| PROBLEM REQUIREMENTS |
Where a line below holds the string "From", that line goes into the answer.

| MATERIALS PROVIDED |
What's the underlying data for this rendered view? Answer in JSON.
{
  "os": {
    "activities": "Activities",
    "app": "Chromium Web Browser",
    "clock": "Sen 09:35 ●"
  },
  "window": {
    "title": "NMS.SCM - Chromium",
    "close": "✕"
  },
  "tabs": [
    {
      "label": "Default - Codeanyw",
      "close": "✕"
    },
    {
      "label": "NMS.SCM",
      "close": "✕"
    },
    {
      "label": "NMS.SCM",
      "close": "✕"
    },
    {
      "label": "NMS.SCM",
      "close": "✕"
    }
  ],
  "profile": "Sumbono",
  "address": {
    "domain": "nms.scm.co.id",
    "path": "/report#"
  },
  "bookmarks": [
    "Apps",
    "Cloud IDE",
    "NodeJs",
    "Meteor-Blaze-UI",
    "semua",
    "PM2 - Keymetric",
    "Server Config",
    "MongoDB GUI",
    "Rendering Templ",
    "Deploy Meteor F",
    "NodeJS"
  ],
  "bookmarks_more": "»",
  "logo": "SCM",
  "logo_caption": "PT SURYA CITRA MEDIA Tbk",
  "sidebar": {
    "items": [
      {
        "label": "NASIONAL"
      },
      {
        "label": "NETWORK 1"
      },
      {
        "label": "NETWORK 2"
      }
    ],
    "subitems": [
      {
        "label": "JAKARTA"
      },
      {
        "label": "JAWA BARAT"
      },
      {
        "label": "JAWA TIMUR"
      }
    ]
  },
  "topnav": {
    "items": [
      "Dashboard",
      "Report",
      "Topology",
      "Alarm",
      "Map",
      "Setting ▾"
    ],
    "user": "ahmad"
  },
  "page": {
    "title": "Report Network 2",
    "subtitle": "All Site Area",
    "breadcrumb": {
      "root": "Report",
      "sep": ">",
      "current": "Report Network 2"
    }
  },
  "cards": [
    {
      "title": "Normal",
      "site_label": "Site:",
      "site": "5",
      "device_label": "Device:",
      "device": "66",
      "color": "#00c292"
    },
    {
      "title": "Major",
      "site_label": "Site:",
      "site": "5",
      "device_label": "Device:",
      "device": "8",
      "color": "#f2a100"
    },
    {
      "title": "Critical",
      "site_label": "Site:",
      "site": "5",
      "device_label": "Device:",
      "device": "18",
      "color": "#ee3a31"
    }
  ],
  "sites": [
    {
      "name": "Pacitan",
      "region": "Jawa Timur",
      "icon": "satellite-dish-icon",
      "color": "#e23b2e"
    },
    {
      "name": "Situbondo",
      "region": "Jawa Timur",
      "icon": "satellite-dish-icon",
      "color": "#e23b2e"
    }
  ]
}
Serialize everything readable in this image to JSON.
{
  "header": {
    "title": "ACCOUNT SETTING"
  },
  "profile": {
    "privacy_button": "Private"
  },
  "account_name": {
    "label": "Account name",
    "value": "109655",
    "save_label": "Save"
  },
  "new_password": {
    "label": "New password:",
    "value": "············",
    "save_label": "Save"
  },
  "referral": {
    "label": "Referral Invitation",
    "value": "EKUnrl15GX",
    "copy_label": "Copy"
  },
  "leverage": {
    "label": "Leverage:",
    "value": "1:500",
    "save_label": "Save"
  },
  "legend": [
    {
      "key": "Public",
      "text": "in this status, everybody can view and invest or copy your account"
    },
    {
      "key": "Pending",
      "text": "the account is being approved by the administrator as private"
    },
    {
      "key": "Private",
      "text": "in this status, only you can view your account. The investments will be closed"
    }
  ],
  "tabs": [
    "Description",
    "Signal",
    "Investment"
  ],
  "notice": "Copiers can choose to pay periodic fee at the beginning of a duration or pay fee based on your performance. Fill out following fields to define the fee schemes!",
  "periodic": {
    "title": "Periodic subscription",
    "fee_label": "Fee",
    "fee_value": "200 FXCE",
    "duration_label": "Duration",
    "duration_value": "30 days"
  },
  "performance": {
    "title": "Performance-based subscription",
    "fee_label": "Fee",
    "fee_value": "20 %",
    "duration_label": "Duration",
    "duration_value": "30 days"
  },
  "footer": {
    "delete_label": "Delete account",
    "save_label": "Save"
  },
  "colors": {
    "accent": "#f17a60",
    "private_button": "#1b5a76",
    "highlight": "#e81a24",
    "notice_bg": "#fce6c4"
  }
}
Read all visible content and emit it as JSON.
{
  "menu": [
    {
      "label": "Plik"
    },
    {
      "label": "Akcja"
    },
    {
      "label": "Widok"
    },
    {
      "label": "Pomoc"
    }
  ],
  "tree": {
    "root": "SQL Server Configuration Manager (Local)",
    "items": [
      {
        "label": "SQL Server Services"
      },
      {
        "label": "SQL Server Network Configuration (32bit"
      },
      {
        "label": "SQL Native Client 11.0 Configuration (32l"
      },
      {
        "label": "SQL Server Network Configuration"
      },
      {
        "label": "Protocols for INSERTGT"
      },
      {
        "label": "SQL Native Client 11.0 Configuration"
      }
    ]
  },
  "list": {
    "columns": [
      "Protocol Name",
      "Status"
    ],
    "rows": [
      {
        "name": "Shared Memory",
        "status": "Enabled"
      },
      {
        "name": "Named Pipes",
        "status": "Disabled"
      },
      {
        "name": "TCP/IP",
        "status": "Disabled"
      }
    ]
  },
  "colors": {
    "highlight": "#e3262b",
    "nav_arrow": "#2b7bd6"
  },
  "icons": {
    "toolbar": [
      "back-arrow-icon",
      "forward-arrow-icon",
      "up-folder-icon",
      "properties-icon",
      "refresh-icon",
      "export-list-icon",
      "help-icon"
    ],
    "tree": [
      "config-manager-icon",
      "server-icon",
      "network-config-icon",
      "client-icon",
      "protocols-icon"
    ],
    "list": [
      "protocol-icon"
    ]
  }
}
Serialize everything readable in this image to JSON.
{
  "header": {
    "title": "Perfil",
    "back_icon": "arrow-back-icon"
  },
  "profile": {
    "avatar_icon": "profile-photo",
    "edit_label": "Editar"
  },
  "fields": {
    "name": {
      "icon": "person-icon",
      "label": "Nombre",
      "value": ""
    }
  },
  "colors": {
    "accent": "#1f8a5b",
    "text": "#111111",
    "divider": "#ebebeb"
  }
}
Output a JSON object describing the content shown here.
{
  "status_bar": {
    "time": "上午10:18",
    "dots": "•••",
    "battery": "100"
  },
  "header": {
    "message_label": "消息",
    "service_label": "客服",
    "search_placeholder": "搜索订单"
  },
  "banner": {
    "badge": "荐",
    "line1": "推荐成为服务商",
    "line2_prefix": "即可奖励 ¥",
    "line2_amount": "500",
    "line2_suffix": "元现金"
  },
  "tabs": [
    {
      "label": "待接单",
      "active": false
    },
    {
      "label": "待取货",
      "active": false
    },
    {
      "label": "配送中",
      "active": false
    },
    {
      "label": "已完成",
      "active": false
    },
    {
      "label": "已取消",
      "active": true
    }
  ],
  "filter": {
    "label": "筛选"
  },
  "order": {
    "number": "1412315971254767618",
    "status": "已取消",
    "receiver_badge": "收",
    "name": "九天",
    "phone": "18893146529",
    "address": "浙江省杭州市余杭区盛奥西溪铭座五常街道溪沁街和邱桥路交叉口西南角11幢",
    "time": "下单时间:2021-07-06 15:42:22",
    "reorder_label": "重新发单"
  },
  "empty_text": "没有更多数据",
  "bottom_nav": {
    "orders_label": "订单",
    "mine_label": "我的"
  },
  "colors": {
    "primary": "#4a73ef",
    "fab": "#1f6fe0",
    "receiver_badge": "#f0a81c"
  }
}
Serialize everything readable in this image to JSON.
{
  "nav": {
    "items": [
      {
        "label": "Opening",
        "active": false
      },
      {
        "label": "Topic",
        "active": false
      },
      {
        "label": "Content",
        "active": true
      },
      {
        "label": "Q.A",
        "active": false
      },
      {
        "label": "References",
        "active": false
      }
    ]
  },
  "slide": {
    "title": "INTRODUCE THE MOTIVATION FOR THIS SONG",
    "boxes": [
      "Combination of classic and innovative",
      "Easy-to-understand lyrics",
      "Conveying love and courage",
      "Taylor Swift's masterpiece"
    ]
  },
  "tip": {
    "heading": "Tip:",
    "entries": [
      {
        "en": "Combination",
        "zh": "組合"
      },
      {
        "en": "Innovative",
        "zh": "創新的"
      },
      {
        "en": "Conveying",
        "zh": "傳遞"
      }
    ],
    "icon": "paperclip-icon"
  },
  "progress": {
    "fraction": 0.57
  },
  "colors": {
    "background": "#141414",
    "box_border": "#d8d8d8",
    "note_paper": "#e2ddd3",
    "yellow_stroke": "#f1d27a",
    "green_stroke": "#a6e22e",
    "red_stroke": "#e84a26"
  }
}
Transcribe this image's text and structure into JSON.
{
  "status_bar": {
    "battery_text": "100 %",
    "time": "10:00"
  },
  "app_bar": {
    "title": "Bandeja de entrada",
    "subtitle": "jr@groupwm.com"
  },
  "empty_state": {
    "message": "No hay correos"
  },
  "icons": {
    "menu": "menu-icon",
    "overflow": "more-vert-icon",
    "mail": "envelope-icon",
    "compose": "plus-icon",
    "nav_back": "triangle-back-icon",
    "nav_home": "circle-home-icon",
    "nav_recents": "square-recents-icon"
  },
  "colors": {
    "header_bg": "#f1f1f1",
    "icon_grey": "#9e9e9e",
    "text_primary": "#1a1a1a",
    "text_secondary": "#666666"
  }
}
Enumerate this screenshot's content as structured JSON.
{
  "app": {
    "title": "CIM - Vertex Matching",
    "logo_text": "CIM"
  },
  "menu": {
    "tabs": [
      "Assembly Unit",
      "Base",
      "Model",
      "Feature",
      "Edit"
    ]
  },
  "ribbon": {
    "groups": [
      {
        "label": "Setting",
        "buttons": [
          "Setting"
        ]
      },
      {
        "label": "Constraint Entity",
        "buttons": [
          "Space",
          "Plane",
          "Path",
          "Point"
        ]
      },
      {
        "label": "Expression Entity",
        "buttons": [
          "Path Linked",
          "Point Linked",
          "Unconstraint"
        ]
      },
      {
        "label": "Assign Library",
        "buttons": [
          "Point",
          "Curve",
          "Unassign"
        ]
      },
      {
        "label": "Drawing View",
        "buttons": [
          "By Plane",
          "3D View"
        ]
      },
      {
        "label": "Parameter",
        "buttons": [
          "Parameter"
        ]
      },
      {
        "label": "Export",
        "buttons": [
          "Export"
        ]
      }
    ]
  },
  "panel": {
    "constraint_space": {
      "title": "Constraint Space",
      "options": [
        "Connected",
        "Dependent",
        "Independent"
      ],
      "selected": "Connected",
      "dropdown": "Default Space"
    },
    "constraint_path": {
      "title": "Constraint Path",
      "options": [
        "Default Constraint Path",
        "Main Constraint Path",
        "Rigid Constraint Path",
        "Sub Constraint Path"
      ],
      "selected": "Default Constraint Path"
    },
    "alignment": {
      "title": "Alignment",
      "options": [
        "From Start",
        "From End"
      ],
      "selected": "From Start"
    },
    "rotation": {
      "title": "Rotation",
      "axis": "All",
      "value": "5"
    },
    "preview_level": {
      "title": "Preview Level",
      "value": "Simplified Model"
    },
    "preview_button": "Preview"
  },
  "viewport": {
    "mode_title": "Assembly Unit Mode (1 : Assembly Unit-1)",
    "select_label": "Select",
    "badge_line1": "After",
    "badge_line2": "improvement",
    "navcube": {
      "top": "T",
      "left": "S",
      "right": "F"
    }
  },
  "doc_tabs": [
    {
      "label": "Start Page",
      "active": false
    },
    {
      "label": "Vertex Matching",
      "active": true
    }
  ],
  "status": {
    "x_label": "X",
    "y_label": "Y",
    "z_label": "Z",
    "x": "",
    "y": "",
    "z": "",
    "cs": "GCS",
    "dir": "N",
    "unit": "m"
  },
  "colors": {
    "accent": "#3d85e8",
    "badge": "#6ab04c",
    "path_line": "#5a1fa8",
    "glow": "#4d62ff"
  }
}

| RESULT OF THE EXERCISE |
        "From Start",
        "From End"
      "selected": "From Start"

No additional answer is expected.